Here's an idea that would light up talk-radio phone lines, even though it would do little more than legalize what many cyclists do every day anyway: It's called the Idaho Stop.
In Idaho, since 1982, cyclists have been allowed to essentially treat stop signs as yield signs, meaning they do not have to come to a complete stop.
Instead, they must slow down to a rolling stop, but must yield right-of-way to other traffic or pedestrians.
In Toronto, this would mean that police officers, when on a bike-safety blitz, would no longer have to sit at sleepy Annex intersections to hand out tickets to librarians in sundresses and would instead have to do something useful.
Almost no cyclist, even the most cautious, stops at stop signs in this city. Dr. Gridlock has previously smugly bragged that he does. But, in fact, he does not. He does Idaho stops.
Bike advocates in Portland - perhaps the U.S. urban cycling capital - appear to have failed in their push to have Oregon adopt an Idaho Stop law, despite arguing bike-car collisions went down in Idaho after it made the change.
Every cyclist knows that coming to a dead stop and starting up again is a pain, as the bicycle's efficient use of your pedal power depends on momentum. Making the current practice of some of the city's responsible cyclists legal might send a positive signal.
But there are many counterarguments, and not just from the get-out-of-my-car's-way crowd. Many cyclists now not only fail to stop, but also they fail to yield right-of-way. Many blow through not just stop signs but (on occasion) red stoplights.
Loosening the rules could lead to even more anarchy and confusion.

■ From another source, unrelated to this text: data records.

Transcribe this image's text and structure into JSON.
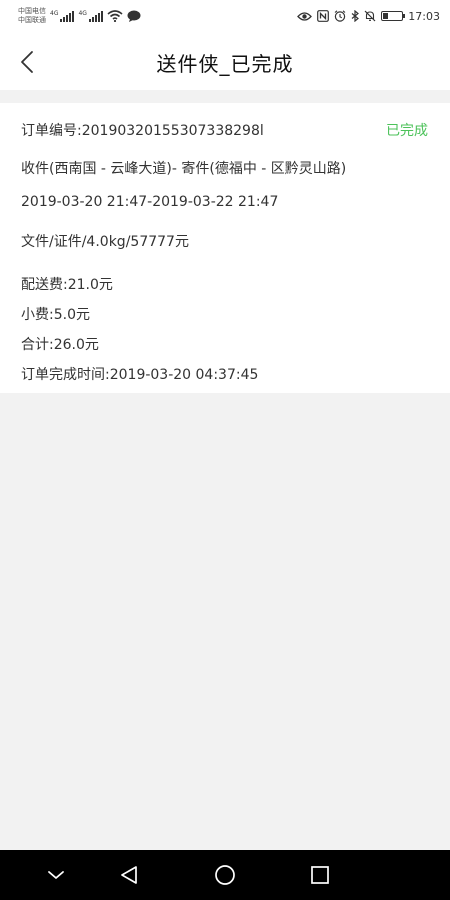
{
  "status_bar": {
    "carrier_1": "中国电信",
    "carrier_2": "中国联通",
    "network_1": "4G",
    "network_2": "4G",
    "time": "17:03",
    "battery_level": 0.3
  },
  "header": {
    "title": "送件侠_已完成"
  },
  "order": {
    "number": "订单编号:20190320155307338298l",
    "status": "已完成",
    "route": "收件(西南国 - 云峰大道)-  寄件(德福中 - 区黔灵山路)",
    "time_window": "2019-03-20 21:47-2019-03-22 21:47",
    "item": "文件/证件/4.0kg/57777元",
    "delivery_fee": "配送费:21.0元",
    "tip": "小费:5.0元",
    "total": "合计:26.0元",
    "completed_time": "订单完成时间:2019-03-20 04:37:45"
  }
}
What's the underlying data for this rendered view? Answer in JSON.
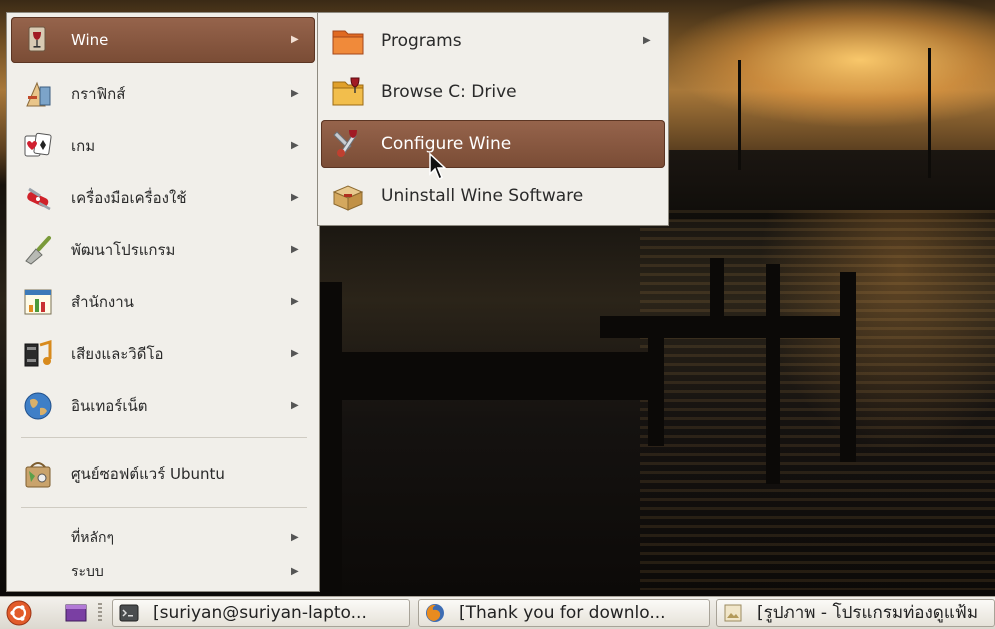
{
  "menu": {
    "items": [
      {
        "label": "Wine",
        "icon": "wine-glass-icon",
        "has_submenu": true,
        "active": true
      },
      {
        "label": "กราฟิกส์",
        "icon": "graphics-icon",
        "has_submenu": true
      },
      {
        "label": "เกม",
        "icon": "cards-icon",
        "has_submenu": true
      },
      {
        "label": "เครื่องมือเครื่องใช้",
        "icon": "swiss-knife-icon",
        "has_submenu": true
      },
      {
        "label": "พัฒนาโปรแกรม",
        "icon": "trowel-icon",
        "has_submenu": true
      },
      {
        "label": "สำนักงาน",
        "icon": "office-chart-icon",
        "has_submenu": true
      },
      {
        "label": "เสียงและวิดีโอ",
        "icon": "multimedia-icon",
        "has_submenu": true
      },
      {
        "label": "อินเทอร์เน็ต",
        "icon": "globe-icon",
        "has_submenu": true
      },
      {
        "label": "ศูนย์ซอฟต์แวร์ Ubuntu",
        "icon": "software-center-icon",
        "has_submenu": false
      },
      {
        "label": "ที่หลักๆ",
        "has_submenu": true
      },
      {
        "label": "ระบบ",
        "has_submenu": true
      }
    ]
  },
  "submenu": {
    "items": [
      {
        "label": "Programs",
        "icon": "folder-icon",
        "has_submenu": true
      },
      {
        "label": "Browse C: Drive",
        "icon": "wine-folder-icon"
      },
      {
        "label": "Configure Wine",
        "icon": "wine-config-icon",
        "active": true
      },
      {
        "label": "Uninstall Wine Software",
        "icon": "package-icon"
      }
    ]
  },
  "taskbar": {
    "buttons": [
      {
        "label": "[suriyan@suriyan-lapto...",
        "icon": "terminal-icon"
      },
      {
        "label": "[Thank you for downlo...",
        "icon": "firefox-icon"
      },
      {
        "label": "[รูปภาพ - โปรแกรมท่องดูแฟ้ม",
        "icon": "image-viewer-icon"
      }
    ]
  },
  "colors": {
    "highlight": "#8a5a42",
    "menu_bg": "#f1efea"
  }
}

The efficiency argument would also prompt some to demand cars adopt Idaho stops to reduce pollution. Few drivers stop properly now, anyway. But cars are inherently more dangerous to pedestrians, cyclists and other cars, and so should perhaps follow different rules.

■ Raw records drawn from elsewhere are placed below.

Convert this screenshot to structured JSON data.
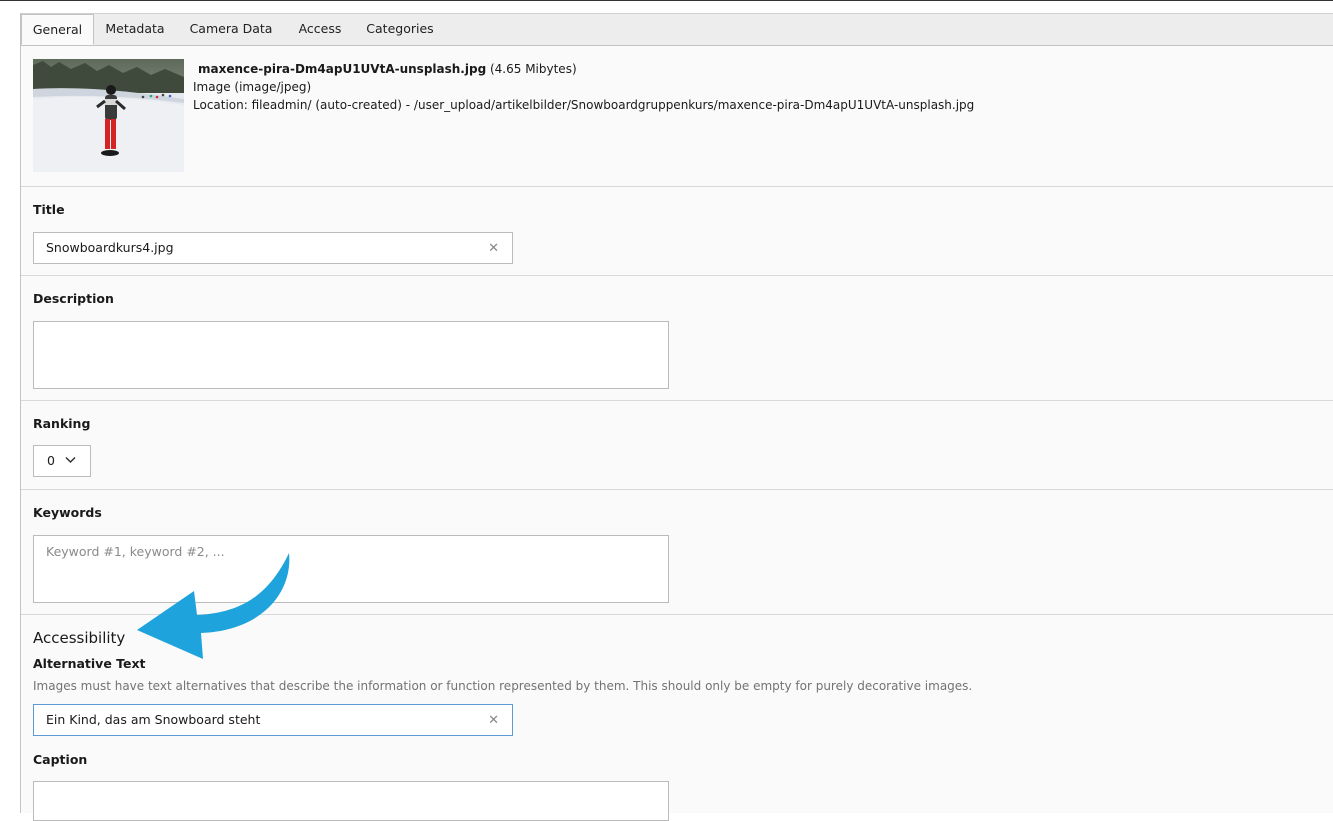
{
  "tabs": [
    "General",
    "Metadata",
    "Camera Data",
    "Access",
    "Categories"
  ],
  "file": {
    "name": "maxence-pira-Dm4apU1UVtA-unsplash.jpg",
    "size": "(4.65 Mibytes)",
    "type": "Image (image/jpeg)",
    "location": "Location: fileadmin/ (auto-created) - /user_upload/artikelbilder/Snowboardgruppenkurs/maxence-pira-Dm4apU1UVtA-unsplash.jpg"
  },
  "fields": {
    "title": {
      "label": "Title",
      "value": "Snowboardkurs4.jpg"
    },
    "description": {
      "label": "Description",
      "value": ""
    },
    "ranking": {
      "label": "Ranking",
      "value": "0"
    },
    "keywords": {
      "label": "Keywords",
      "placeholder": "Keyword #1, keyword #2, ..."
    },
    "accessibility": {
      "section_title": "Accessibility",
      "alt_label": "Alternative Text",
      "alt_hint": "Images must have text alternatives that describe the information or function represented by them. This should only be empty for purely decorative images.",
      "alt_value": "Ein Kind, das am Snowboard steht"
    },
    "caption": {
      "label": "Caption"
    }
  },
  "icons": {
    "clear": "close-icon",
    "select": "chevron-down-icon",
    "annotation": "curved-arrow-icon"
  },
  "colors": {
    "annotation_arrow": "#1ea3dc",
    "focus_border": "#5b9bd5"
  }
}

This brings us back to the city's alleged "war on the car." Two moments stood out in last week's city-council session dominated by this theme, as politicians debated bike lanes on Jarvis Street, a redesign for Roncesvalles Avenue and a test ban, at 10 intersections, of right turns at red lights. (All passed easily.)

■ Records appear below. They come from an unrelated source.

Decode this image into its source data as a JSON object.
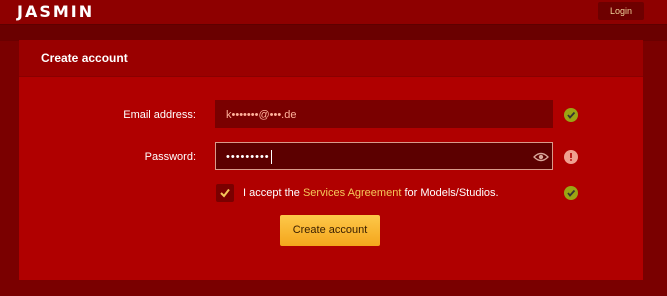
{
  "header": {
    "logo": "JASMIN",
    "login_label": "Login"
  },
  "form": {
    "title": "Create account",
    "email_label": "Email address:",
    "email_value": "k•••••••@•••.de",
    "password_label": "Password:",
    "password_value": "•••••••••",
    "agree_prefix": "I accept the",
    "agree_link": "Services Agreement",
    "agree_suffix": "for Models/Studios.",
    "submit_label": "Create account",
    "email_status": "valid",
    "password_status": "warning",
    "agree_status": "valid",
    "agree_checked": true
  },
  "colors": {
    "background": "#7a0000",
    "panel": "#b00000",
    "accent_button": "#f4a61c",
    "link": "#f5c75a",
    "valid_icon": "#9aa514",
    "warning_icon": "#f0a090"
  },
  "icons": {
    "valid": "checkmark-icon",
    "warning": "info-icon",
    "password_toggle": "eye-icon"
  }
}
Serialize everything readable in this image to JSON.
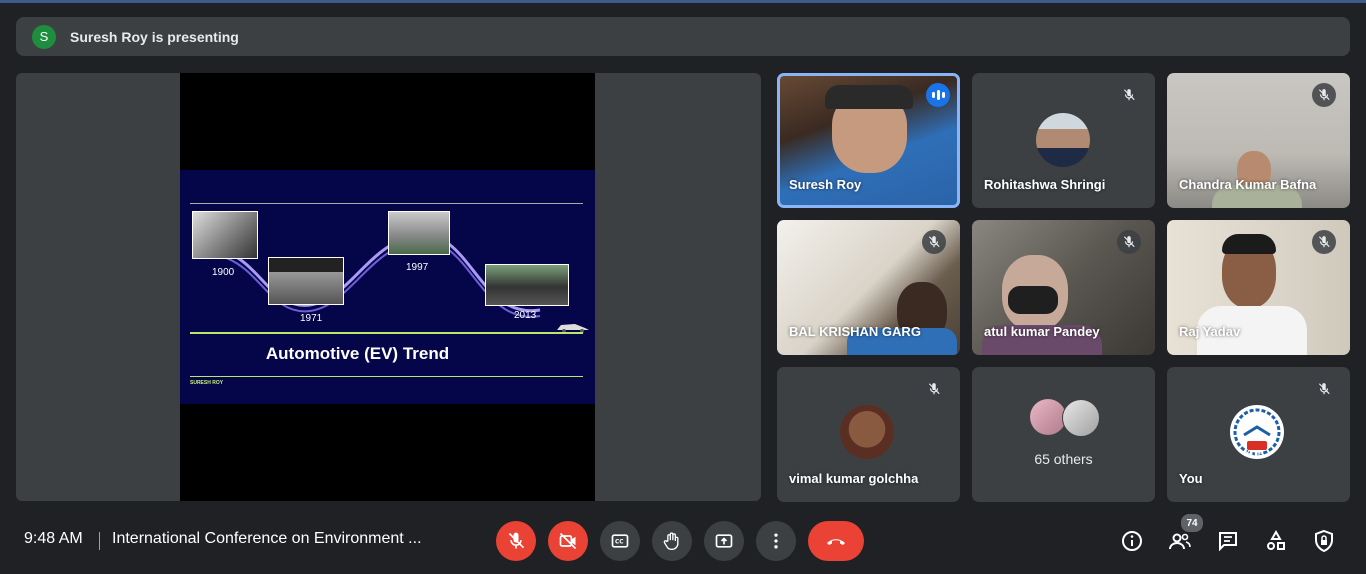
{
  "banner": {
    "avatar_letter": "S",
    "text": "Suresh Roy is presenting"
  },
  "slide": {
    "title": "Automotive (EV) Trend",
    "author": "SURESH ROY",
    "years": [
      "1900",
      "1971",
      "1997",
      "2013"
    ]
  },
  "participants": [
    {
      "name": "Suresh Roy",
      "speaking": true
    },
    {
      "name": "Rohitashwa Shringi",
      "muted": true
    },
    {
      "name": "Chandra Kumar Bafna",
      "muted": true
    },
    {
      "name": "BAL KRISHAN GARG",
      "muted": true
    },
    {
      "name": "atul kumar Pandey",
      "muted": true
    },
    {
      "name": "Raj Yadav",
      "muted": true
    },
    {
      "name": "vimal kumar golchha",
      "muted": true
    },
    {
      "name": "65 others"
    },
    {
      "name": "You",
      "muted": true,
      "logo_text": "KITE"
    }
  ],
  "bottom": {
    "time": "9:48 AM",
    "meeting_title": "International Conference on Environment ...",
    "participant_count": "74"
  },
  "colors": {
    "accent": "#8ab4f8",
    "danger": "#ea4335",
    "speaking": "#1a73e8"
  }
}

One was when Mayor David Miller, scolding his opponents for their "utter nonsense," accused them of being disingenuous in their "war on the car" crusade during the Roncesvalles debate: "The suggestion that this has something to do with a so-called war on the car lies uneasily in the mouths of those who pretended to believe that."
The other moment was provided by Councillor Rob Ford, not exactly seen as a friend of the bike movement, who started his speech with his usual talk-radio shtick, saying cyclists were "a pain in the ass."
But he then proceeded to outline a surprising vision of protected bike paths along the ample boulevards of his Etobicoke ward's high-speed arterial roads.
Perhaps there can one day be a truce in this war after all.